Local Journalism Initiative
It’s that time of year when the Canadian snowbirds start to return north for the summer, but they won’t find a soft landing at a campground in St. Clair Township. But St. Clair Region Conservation Authority is allowing them to return to their second homes.
Township council will keep the gates on local campgrounds closed due to COVID-19, so St. Clair snowbirds will need to find a temporary home.
Kendall Lindsay, director of community services, told council Monday he has been receiving several calls a day from snowbirds asking about the status of St. Clair’s three campgrounds – Mooretown, Cathcart and Branton Cundick.
The sites are popular resident areas for those returning from the United States for the warm months. Some live in the US in the winter and then return home to their campsites.
Campgrounds were originally scheduled to open May 1, but with the province’s emergency order this has been pushed back to at least May 12.

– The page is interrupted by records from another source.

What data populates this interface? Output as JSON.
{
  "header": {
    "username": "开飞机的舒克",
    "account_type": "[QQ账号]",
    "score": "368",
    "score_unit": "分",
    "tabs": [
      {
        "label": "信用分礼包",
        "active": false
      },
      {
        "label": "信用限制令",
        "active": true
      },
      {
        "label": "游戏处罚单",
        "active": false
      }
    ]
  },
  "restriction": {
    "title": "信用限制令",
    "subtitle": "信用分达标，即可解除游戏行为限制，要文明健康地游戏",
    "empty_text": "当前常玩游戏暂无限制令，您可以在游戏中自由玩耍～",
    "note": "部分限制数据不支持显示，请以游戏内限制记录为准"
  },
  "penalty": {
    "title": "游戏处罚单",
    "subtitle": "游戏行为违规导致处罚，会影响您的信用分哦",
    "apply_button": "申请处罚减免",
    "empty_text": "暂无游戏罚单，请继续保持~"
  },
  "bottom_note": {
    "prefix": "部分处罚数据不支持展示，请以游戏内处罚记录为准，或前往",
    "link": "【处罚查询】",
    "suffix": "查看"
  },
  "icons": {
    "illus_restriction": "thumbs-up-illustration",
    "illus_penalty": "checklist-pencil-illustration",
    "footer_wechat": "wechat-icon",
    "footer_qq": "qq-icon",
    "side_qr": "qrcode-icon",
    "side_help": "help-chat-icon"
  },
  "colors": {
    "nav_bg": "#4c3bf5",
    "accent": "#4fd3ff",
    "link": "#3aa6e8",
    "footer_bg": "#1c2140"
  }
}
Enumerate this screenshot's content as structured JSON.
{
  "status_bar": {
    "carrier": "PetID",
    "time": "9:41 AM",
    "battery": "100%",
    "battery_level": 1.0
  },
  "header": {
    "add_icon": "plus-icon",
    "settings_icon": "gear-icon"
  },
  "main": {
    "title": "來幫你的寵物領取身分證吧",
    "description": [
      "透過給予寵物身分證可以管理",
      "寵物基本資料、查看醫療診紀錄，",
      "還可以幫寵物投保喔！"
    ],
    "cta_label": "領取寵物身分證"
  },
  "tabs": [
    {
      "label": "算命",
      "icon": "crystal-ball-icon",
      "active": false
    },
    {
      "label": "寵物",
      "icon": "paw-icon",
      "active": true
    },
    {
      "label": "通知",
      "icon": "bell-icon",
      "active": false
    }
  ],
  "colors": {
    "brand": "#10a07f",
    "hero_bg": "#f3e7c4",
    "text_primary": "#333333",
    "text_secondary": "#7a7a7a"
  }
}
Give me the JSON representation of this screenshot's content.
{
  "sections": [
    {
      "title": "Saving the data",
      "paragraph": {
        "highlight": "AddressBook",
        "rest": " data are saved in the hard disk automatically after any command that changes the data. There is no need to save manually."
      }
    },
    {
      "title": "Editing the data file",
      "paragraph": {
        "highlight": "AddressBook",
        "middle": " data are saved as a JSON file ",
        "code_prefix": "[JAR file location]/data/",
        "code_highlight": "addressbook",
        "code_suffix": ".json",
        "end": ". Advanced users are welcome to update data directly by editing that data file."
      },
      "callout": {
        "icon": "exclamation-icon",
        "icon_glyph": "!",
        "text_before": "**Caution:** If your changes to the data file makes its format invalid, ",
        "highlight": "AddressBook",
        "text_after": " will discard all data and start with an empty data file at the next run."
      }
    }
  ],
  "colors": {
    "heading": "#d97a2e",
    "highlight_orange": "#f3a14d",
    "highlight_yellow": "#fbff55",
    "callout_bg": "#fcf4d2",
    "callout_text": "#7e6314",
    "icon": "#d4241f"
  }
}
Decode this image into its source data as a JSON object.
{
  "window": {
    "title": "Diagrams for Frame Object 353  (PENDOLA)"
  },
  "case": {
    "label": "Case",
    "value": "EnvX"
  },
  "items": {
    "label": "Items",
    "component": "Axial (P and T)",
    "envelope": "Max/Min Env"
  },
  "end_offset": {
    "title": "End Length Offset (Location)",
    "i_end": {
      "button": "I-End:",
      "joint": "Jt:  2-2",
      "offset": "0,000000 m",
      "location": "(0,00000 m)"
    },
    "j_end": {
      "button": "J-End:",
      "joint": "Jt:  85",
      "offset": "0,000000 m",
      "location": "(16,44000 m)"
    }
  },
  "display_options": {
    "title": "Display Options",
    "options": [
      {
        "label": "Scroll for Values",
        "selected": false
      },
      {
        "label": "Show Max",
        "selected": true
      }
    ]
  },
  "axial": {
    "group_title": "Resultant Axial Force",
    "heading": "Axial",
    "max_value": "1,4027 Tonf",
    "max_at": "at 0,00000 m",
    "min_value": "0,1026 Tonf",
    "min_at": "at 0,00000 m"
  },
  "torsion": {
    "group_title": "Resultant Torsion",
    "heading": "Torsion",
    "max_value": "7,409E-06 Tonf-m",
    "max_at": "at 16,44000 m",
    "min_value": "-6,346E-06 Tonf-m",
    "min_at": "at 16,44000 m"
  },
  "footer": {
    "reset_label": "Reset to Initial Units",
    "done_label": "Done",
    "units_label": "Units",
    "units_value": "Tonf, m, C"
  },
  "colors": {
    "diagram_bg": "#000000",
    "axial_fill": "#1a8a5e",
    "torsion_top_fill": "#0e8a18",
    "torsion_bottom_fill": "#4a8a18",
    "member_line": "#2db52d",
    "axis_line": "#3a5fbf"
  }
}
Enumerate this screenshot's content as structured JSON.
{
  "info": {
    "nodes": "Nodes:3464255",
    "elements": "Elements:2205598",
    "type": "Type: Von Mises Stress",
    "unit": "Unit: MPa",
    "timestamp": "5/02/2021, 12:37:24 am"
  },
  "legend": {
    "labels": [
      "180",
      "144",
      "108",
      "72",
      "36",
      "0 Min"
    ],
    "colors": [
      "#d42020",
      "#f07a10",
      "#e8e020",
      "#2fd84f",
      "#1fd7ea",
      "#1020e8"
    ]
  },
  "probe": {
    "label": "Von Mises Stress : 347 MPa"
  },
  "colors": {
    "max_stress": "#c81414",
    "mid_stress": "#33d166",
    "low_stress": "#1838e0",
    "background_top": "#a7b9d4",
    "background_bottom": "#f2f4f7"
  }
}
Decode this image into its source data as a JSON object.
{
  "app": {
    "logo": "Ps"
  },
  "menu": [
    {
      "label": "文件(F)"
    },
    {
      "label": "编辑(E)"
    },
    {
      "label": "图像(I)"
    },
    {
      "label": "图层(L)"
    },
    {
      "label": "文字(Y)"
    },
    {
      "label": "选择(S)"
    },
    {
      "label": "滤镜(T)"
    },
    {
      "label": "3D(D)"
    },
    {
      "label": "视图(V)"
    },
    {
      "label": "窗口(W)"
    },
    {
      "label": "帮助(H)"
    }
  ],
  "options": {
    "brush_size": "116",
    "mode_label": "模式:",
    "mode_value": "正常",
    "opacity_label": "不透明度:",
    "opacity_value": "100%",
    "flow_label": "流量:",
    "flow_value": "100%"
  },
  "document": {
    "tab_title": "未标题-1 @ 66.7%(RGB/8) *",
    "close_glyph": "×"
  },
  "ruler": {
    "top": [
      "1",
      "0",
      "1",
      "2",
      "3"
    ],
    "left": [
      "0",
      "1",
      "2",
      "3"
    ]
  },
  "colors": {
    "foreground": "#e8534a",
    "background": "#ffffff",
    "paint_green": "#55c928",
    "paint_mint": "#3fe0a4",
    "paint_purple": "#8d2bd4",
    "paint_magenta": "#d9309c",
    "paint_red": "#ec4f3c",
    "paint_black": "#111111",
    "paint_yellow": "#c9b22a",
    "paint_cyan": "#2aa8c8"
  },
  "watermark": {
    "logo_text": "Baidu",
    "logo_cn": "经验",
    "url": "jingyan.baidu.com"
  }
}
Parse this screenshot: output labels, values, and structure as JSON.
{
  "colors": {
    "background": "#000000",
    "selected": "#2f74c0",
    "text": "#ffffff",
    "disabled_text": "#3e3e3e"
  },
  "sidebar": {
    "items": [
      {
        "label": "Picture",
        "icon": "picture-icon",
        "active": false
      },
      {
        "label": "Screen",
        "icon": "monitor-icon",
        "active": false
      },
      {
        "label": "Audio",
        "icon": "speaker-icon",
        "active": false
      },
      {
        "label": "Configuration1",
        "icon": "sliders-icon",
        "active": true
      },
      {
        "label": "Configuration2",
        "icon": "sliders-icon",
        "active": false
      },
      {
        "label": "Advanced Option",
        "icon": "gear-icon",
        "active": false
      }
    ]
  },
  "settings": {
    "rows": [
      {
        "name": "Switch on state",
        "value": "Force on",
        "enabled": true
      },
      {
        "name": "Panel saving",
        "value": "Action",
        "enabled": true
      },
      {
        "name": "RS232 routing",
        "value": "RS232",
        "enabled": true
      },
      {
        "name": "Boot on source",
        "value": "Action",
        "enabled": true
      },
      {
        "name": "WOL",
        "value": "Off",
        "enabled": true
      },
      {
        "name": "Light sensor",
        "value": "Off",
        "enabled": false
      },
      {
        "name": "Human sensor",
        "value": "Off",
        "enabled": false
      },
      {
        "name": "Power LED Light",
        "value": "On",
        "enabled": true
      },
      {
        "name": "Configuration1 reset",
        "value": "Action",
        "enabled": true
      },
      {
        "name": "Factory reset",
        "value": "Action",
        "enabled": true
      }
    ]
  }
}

Municipalities have the option of opening to snowbirds alone while the order is in place.
Lindsay floated the possibility of allowing a certain number into the Cathcart grounds, which could accommodate 12 campers. But he added that there were several issues with this.
“The province has really put it on us to decide who a snowbird is or isn’t. My fear is that everybody is going to be coming out of the woodwork to say they’re a snowbird and get into the campground,” Lindsay says.
Lindsay is concerned about his staff and the demands this would place on a group that is already stretched thin. St. Clair will not be hiring students during the summer due to the COVID-19.
Any returning snowbird from the United States would have to immediately enter quarantine for a two-week period at the campground as well, as mandated by law.
Lindsay says the OPP would help monitor this, but that it would still be hard for his staff to constantly keep tabs on everyone at the site.
Council decided to keep the grounds closed to everyone for now saying the safety of staff was too important and it would be difficult to determine who was a snowbird or not.
Council will revisit the issue May 4.
Meantime, the St. Clair Region Conservation Authority is allowing snowbirds to return to their three conservation areas in the region. It doesn’t appear there will be a large number of people setting up camp however.
Janet Denkers, clerk-administrator in Brooke-Alvinston, told council Thursday night one couple would be moving into the AW Campbell Conservation Area on Friday.